The Study Group was founded in 1992, during the conference "Anthropology of Music in Mediterranean Cultures" (Venice, 10-12 September 1992), organized by the ICTM Italian Committee with the support of the Fondazione Olga e Ugo Levi, in Venezia. The title of that conference became the name of the Study Group that the Executive Board of the ICTM recognized in 1993 . The SG was chaired at the time by its founder, Professor Tullia Magrini and had its official seat in Venice, at the Levi Foundation. which generously supported its activity for several years. After Tullia's untimely passing away in 2005, the SG had in Venice, in 2007, its 7th Meeting, in her memory, with the participation of many of her friends. It was devoted to a theme she had herself defined: "Cosmopolitan Cities and Migrant Musics". That seems to have been the closing of the "Venetian era" because, on the one hand, the Levi Foundation changed its cultural policy and, on the other, the Mediterranean Institute of University of Malta volunteered to host our future meetings. In 2010 we had in fact our 8th meeting in Malta, on the theme: "Musical Translations across the Mediterranean" (a detailed summary of it can be read in this website under the link devoted to "Mediterranean Study Group Activities").

Not only did Tullia Magrini found the SG, but also the web journal Music and Anthropology, conceived as an organ of the SG itself. This journal has now its continuation in the present website MMS.

The principal aim of the SG has been the promotion of research and discussion about music considered as a human and social phenomenon, without distinction among art, traditional, and popular repertoires. The SG fosters co-operation among ethnomusicologists, historical musicologists, and scholars from all other disciplines who can contribute to Mediterranean music studies. In keeping with Tullia's approach the 'Mediterranean' signifies for MMS "not merely a geographical and historical region, but also a metaphorical entity with constructed and contested boundaries, cultures, and identities."

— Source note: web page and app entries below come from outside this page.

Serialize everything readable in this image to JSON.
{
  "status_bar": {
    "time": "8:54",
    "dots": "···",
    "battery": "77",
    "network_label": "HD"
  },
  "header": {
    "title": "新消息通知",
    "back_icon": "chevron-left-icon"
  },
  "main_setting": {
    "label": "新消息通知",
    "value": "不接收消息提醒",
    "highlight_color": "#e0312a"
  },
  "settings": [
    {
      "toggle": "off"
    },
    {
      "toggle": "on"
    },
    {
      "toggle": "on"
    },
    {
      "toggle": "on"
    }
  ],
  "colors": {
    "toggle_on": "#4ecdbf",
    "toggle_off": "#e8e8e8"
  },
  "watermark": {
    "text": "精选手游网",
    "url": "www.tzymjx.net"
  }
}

In July 2011, at the ICTM World Conference held in St. Johns, Nefoundland (Canada), a business meeting of the SG took place. On that occasion it was decided that from now on its name would be "Mediterranean Music Studies". The new name signals how much we feel that the study of music in this area needs not only anthropology, but history as well, and possibly a host of other disciplines willing to help to understand the very complex patterns of musical interactions that characterize it.

Marcello Sorce Keller